*** Excerpted data ***

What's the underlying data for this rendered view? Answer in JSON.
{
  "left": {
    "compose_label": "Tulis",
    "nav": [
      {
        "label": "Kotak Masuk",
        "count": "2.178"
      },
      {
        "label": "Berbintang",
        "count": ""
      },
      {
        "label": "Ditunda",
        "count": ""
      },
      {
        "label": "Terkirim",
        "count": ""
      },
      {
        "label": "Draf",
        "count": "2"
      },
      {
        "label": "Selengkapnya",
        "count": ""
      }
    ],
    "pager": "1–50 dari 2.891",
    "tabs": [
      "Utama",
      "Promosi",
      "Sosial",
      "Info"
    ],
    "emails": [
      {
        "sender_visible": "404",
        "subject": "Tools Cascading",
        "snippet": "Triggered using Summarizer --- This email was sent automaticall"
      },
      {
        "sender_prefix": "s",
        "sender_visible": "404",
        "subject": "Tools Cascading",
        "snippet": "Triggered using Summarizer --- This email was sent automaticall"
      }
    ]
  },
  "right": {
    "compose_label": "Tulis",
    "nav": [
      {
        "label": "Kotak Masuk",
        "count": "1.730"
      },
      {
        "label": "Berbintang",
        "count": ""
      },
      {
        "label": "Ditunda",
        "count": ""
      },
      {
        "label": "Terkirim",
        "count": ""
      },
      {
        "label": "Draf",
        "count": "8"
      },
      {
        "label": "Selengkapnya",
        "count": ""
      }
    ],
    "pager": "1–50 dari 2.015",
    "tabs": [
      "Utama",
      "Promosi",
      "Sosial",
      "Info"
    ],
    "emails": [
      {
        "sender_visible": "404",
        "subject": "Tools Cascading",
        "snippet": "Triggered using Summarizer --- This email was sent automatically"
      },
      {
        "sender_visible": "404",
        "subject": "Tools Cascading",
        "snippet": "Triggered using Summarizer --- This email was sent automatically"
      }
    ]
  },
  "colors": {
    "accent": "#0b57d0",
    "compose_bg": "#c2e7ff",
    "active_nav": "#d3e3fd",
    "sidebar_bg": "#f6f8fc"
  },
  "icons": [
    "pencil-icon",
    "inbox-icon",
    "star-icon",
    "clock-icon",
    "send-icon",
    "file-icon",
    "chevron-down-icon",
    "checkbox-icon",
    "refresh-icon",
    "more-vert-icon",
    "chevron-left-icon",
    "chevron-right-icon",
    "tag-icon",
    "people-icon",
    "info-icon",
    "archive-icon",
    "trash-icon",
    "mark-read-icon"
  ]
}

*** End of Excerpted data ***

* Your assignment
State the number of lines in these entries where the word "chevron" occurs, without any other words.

* Exercise answer
3